It is the beginning of a re-definition of what Israel is.
"The Israeli ship-of-State is changing course and this change of course is of dramatic long-term historical significance," he says.
In Professor Susser's view Mr Sharon has belatedly realised that Israel cannot continue to be a majority Jewish state while ruling over large numbers of Palestinian Arabs.
Critics argue that Mr Sharon is intent on giving up the Gaza Strip and a small number of settlements in the West Bank in order to simply tighten Israel's grip on those that remain.
But Professor Susser argues that the dynamic that is being created is totally opposed to the dynamic that controlled the policies of this country since 1967.
Ephraim Sneh expects yet another u-turn
"It's a dynamic of contraction rather than of expansion," he says.
"It's starting in Gaza; it makes no sense if it ends there."
But how far has Mr Sharon really changed? He still, for example, wants to hold onto the large settlement blocs in the West Bank, like Maale Adumim and Gush Etzion.
For all the talk of the roadmap peace plan and the hopes invested in the new Palestinian leadership, many people that I spoke to believe that Mr Sharon is now engaged in a wider struggle to define Israel's borders, with or without an agreement with the Palestinian Authority.

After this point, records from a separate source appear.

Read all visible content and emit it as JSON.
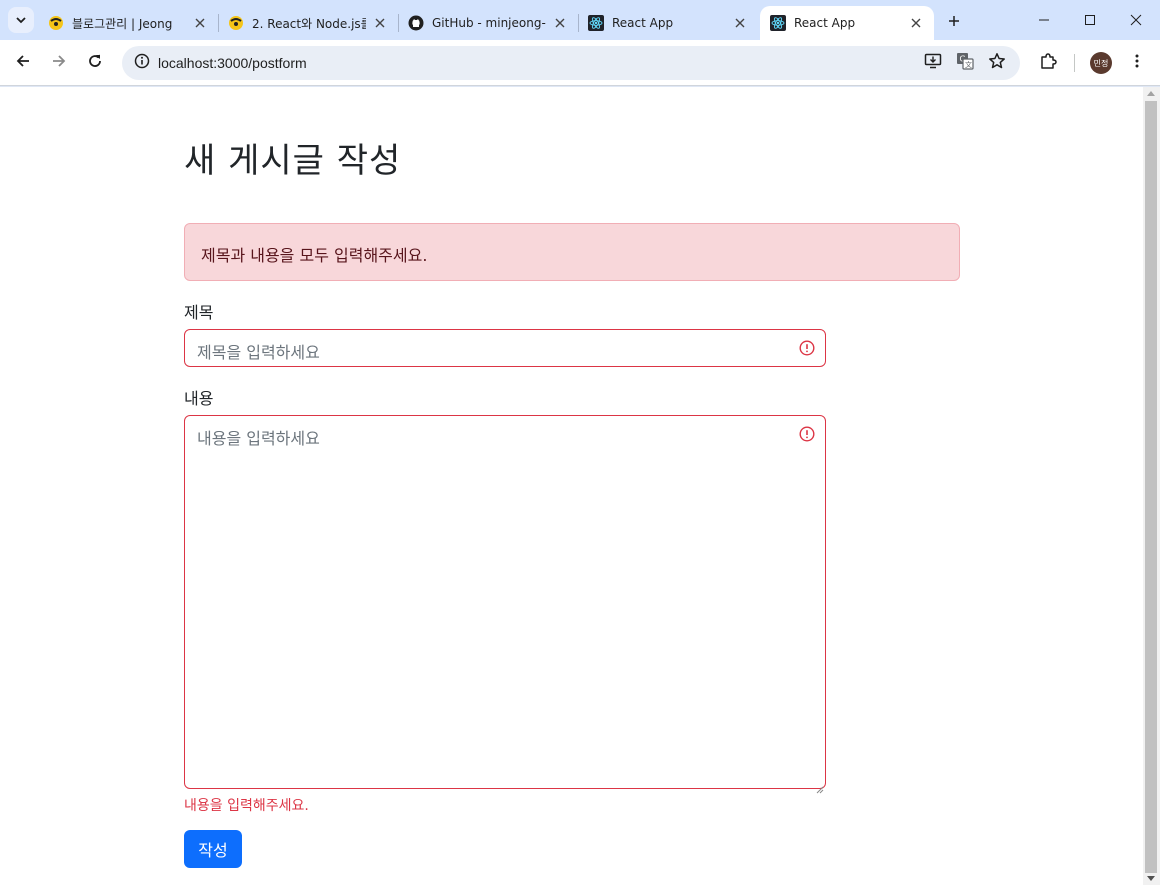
{
  "browser": {
    "tabs": [
      {
        "title": "블로그관리 | Jeong",
        "favicon": "bee-logo-icon",
        "active": false
      },
      {
        "title": "2. React와 Node.js를",
        "favicon": "bee-logo-icon",
        "active": false
      },
      {
        "title": "GitHub - minjeong-",
        "favicon": "github-icon",
        "active": false
      },
      {
        "title": "React App",
        "favicon": "react-icon",
        "active": false
      },
      {
        "title": "React App",
        "favicon": "react-icon",
        "active": true
      }
    ],
    "url": "localhost:3000/postform",
    "profile_initials": "민정"
  },
  "form": {
    "heading": "새 게시글 작성",
    "alert_message": "제목과 내용을 모두 입력해주세요.",
    "title_label": "제목",
    "title_placeholder": "제목을 입력하세요",
    "title_value": "",
    "content_label": "내용",
    "content_placeholder": "내용을 입력하세요",
    "content_value": "",
    "content_feedback": "내용을 입력해주세요.",
    "submit_label": "작성"
  },
  "colors": {
    "danger": "#dc3545",
    "alert_bg": "#f8d7da",
    "primary": "#0d6efd"
  }
}
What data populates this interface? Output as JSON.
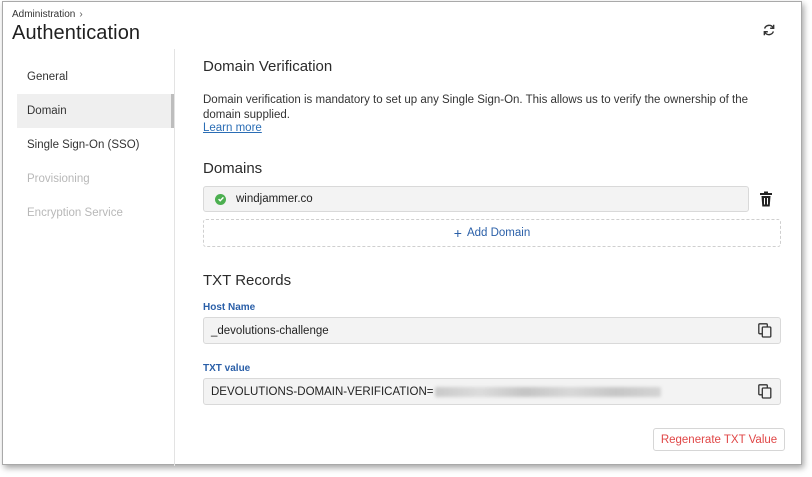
{
  "header": {
    "breadcrumb": "Administration",
    "title": "Authentication",
    "refresh_icon": "refresh-icon"
  },
  "sidebar": {
    "items": [
      {
        "label": "General",
        "state": "normal"
      },
      {
        "label": "Domain",
        "state": "active"
      },
      {
        "label": "Single Sign-On (SSO)",
        "state": "normal"
      },
      {
        "label": "Provisioning",
        "state": "disabled"
      },
      {
        "label": "Encryption Service",
        "state": "disabled"
      }
    ]
  },
  "main": {
    "section_title": "Domain Verification",
    "description": "Domain verification is mandatory to set up any Single Sign-On. This allows us to verify the ownership of the domain supplied.",
    "learn_more": "Learn more",
    "domains_title": "Domains",
    "domains": [
      {
        "name": "windjammer.co",
        "verified": true
      }
    ],
    "add_domain_label": "Add Domain",
    "txt_title": "TXT Records",
    "host_name_label": "Host Name",
    "host_name_value": "_devolutions-challenge",
    "txt_value_label": "TXT value",
    "txt_value_prefix": "DEVOLUTIONS-DOMAIN-VERIFICATION=",
    "regenerate_label": "Regenerate TXT Value"
  },
  "colors": {
    "accent_blue": "#2a5fa8",
    "link_blue": "#2a6db5",
    "success_green": "#4caf50",
    "danger_red": "#e04646"
  }
}
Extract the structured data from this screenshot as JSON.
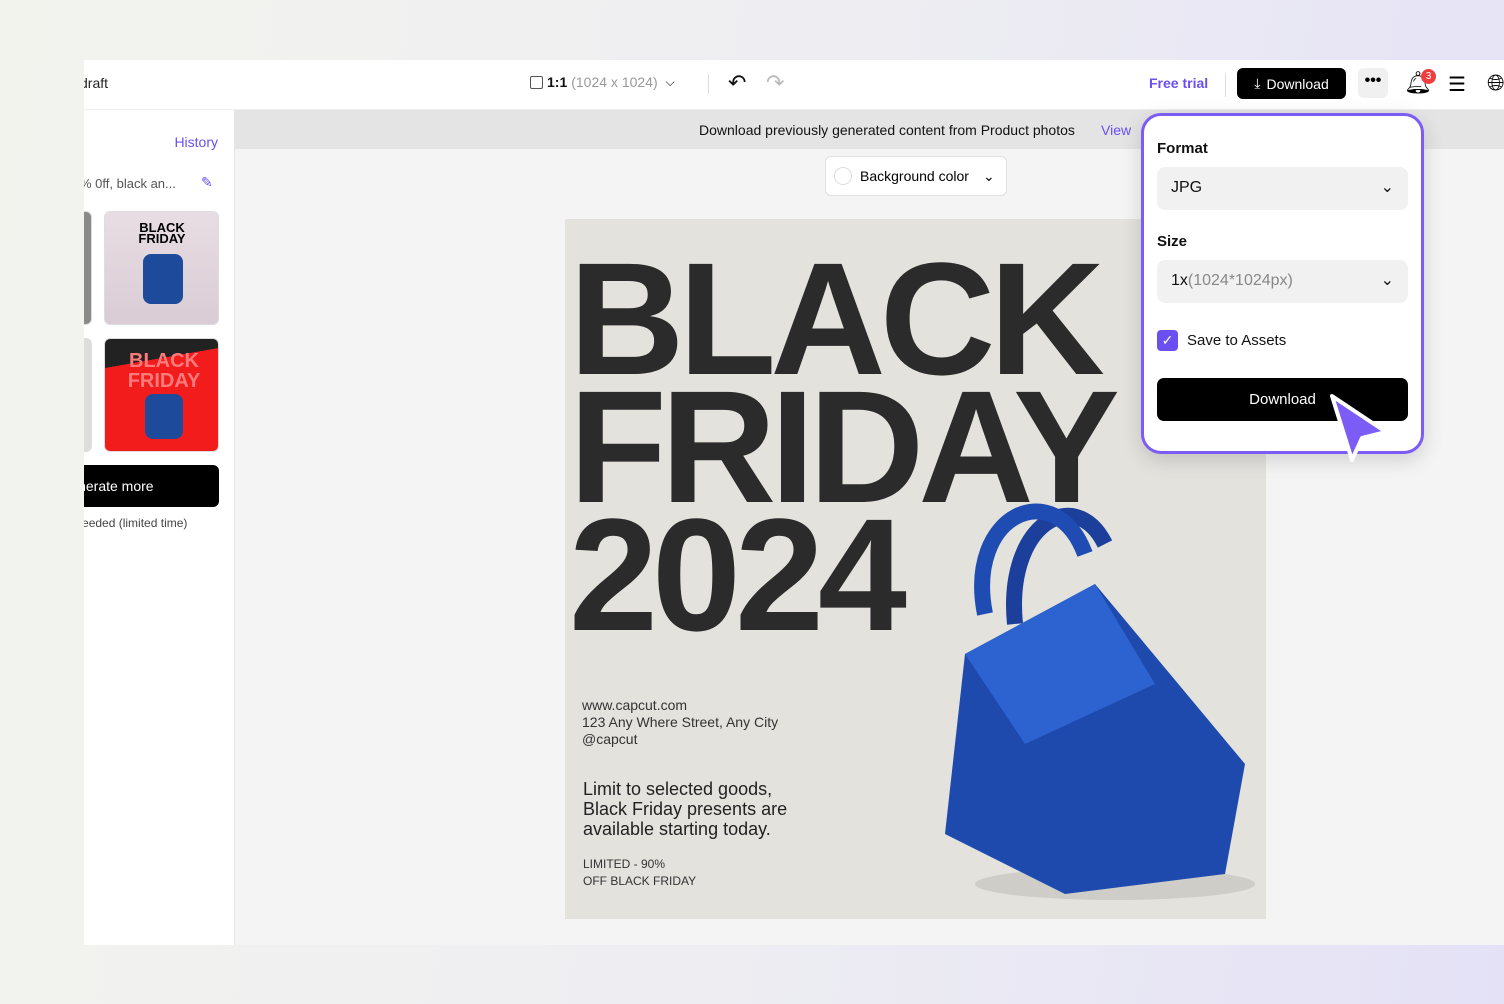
{
  "header": {
    "project_name": "draft",
    "ratio_label": "1:1",
    "ratio_size": "(1024 x 1024)",
    "free_trial": "Free trial",
    "download": "Download",
    "notification_count": "3"
  },
  "sidebar": {
    "history": "History",
    "prompt": "% 0ff, black an...",
    "generate_more": "Generate more",
    "note": "No credits needed (limited time)"
  },
  "banner": {
    "text": "Download previously generated content from Product photos",
    "link": "View"
  },
  "toolbar": {
    "background_color": "Background color"
  },
  "poster": {
    "line1": "BLACK",
    "line2": "FRIDAY",
    "line3": "2024",
    "website": "www.capcut.com",
    "address": "123 Any Where Street, Any City",
    "handle": "@capcut",
    "body1": "Limit to selected goods,",
    "body2": "Black Friday presents are",
    "body3": "available starting today.",
    "promo1": "LIMITED - 90%",
    "promo2": "OFF BLACK FRIDAY"
  },
  "thumbs": {
    "t1": "BLACK FRIDAY",
    "t2": "BLACK FRIDAY"
  },
  "popup": {
    "format_label": "Format",
    "format_value": "JPG",
    "size_label": "Size",
    "size_value_main": "1x",
    "size_value_detail": "(1024*1024px)",
    "save_to_assets": "Save to Assets",
    "save_checked": true,
    "download": "Download"
  },
  "colors": {
    "accent": "#7b5cf5",
    "badge": "#f03e3e",
    "primary_button": "#000000"
  }
}
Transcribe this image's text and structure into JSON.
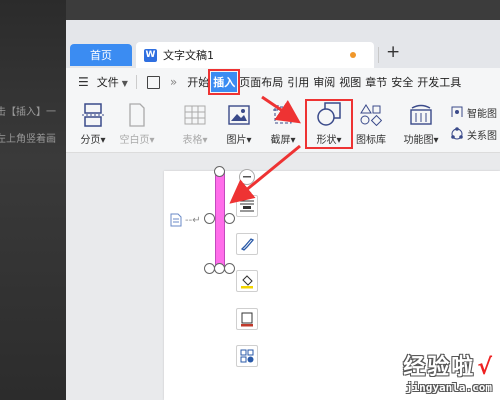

Does Mr Sharon really have it in him to make significant further territorial concessions in the West Bank?
Veteran Labour politician Ephraim Sneh expects yet another U-turn on the part of the prime minister ahead of the next election in an effort to retain the leadership of the Likud.
But difficult decisions will be necessary whoever holds the reins of power.
Expanding the settlements, he said, would only bring about a third intifada that may be more violent and more brutal than the second one.
This is the pressure of the reality, he argued, and this will drive Israeli society to a long over-due decision.
"What do we really want," he asked, "to preserve the current map of settlements or to put an end to the war?"